Items from a dataset:
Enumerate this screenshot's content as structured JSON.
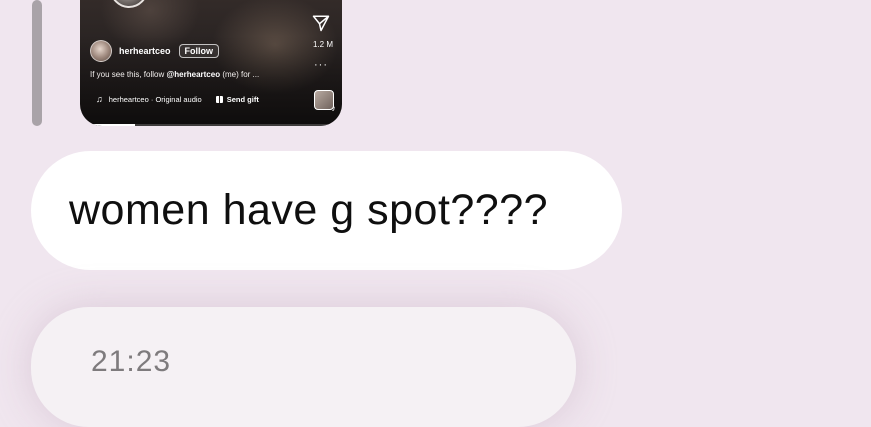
{
  "reel": {
    "username": "herheartceo",
    "follow_label": "Follow",
    "share_count": "1.2 M",
    "more_label": "···",
    "caption_prefix": "If you see this, follow ",
    "caption_mention": "@herheartceo",
    "caption_suffix": " (me) for ...",
    "audio_text": "herheartceo · Original audio",
    "gift_label": "Send gift",
    "progress": 0.21
  },
  "message": {
    "text": "women have g spot????"
  },
  "time_card": {
    "time": "21:23"
  },
  "colors": {
    "background": "#F0E6EF",
    "bubble": "#FFFFFF",
    "reply_bar": "#A9A3A8"
  }
}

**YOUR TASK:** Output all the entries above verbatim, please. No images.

**RESPONSE TO THIS TASK:**
Enumerate this screenshot's content as structured JSON.
{
  "reel": {
    "username": "herheartceo",
    "follow_label": "Follow",
    "share_count": "1.2 M",
    "more_label": "···",
    "caption_prefix": "If you see this, follow ",
    "caption_mention": "@herheartceo",
    "caption_suffix": " (me) for ...",
    "audio_text": "herheartceo · Original audio",
    "gift_label": "Send gift",
    "progress": 0.21
  },
  "message": {
    "text": "women have g spot????"
  },
  "time_card": {
    "time": "21:23"
  },
  "colors": {
    "background": "#F0E6EF",
    "bubble": "#FFFFFF",
    "reply_bar": "#A9A3A8"
  }
}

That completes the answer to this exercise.